Research shows that unequal access to healthy food is likely to blame for some of the negative health outcomes in the Houston metropolitan area.

“In Harris County alone, about 1 in 3 children is likely to be obese and about 1 in 3 children born since 2000 is likely to develop diabetes,” the report says. “These health challenges result in additional health care costs of $3 billion in just Harris County.”

Schuler and Koka found four major types of collaborations among these organizations: dominant player supply chain, where dominant organizations share a common agenda and have a self-reinforcing relationship; neighborhood wrap-around, which concentrates on directing persons who access pantries to receive other social services; umbrella, which involves large organizations that recruit smaller groups to deliver a bundle of services; and informational, which gathers information about delivery of services.

However, the authors said none of these forms of collaboration lead to the level of integration and coordination required over an extended period to solve such an important social issue.

The researchers said the biggest hurdles for accomplishing long-term positive change include institutional barriers stemming from funders, government policies and politics, and a mindset of competition in which organizations strive for resources and market dominance often at the expense of cooperation.

The researchers suggest the following:

  • Funders should invest in efforts that focus beyond short-term, quickly visible outcomes.
  • Funders should require recipients to report activities across multiple dimensions, including how they contribute to other organizations and what they receive outside of their own programs.
  • Governments should make policies as flexible as possible to support collaborations between entities.
  • Organizations should focus less on competition and more on a mindset of altruism and civic consciousness.

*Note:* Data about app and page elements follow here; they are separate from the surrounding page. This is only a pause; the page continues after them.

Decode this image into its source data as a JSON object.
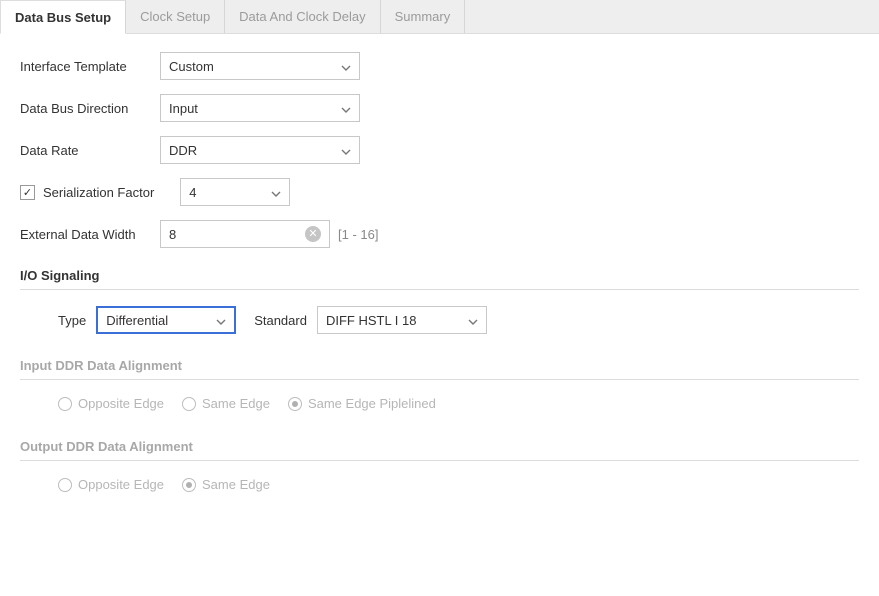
{
  "tabs": [
    {
      "label": "Data Bus Setup",
      "active": true
    },
    {
      "label": "Clock Setup",
      "active": false
    },
    {
      "label": "Data And Clock Delay",
      "active": false
    },
    {
      "label": "Summary",
      "active": false
    }
  ],
  "form": {
    "interface_template": {
      "label": "Interface Template",
      "value": "Custom"
    },
    "data_bus_direction": {
      "label": "Data Bus Direction",
      "value": "Input"
    },
    "data_rate": {
      "label": "Data Rate",
      "value": "DDR"
    },
    "serialization_factor": {
      "label": "Serialization Factor",
      "value": "4",
      "checked": true
    },
    "external_data_width": {
      "label": "External Data Width",
      "value": "8",
      "hint": "[1 - 16]"
    }
  },
  "io_signaling": {
    "title": "I/O Signaling",
    "type": {
      "label": "Type",
      "value": "Differential"
    },
    "standard": {
      "label": "Standard",
      "value": "DIFF HSTL I 18"
    }
  },
  "input_ddr": {
    "title": "Input DDR Data Alignment",
    "options": [
      {
        "label": "Opposite Edge",
        "selected": false
      },
      {
        "label": "Same Edge",
        "selected": false
      },
      {
        "label": "Same Edge Piplelined",
        "selected": true
      }
    ]
  },
  "output_ddr": {
    "title": "Output DDR Data Alignment",
    "options": [
      {
        "label": "Opposite Edge",
        "selected": false
      },
      {
        "label": "Same Edge",
        "selected": true
      }
    ]
  }
}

If the goal is to address food insecurity, it should not matter which organization receives credit.
  • Organizations should be willing to share knowledge and collaborate for the common good.

The authors hope their research will inspire funders, policymakers and other organizations to adopt policies, processes and mindsets that encourage collaborations and flexible operations while avoiding competitive actions.

The report was based on data collected from interviews, experiential field visits and focus groups of individuals living in one food desert neighborhood. The interviews and visits occurred over 33 months between 2015 and 2018.

The report is available online at

About Amy McCaig

Amy is a senior media relations specialist in Rice University's Office of Public Affairs.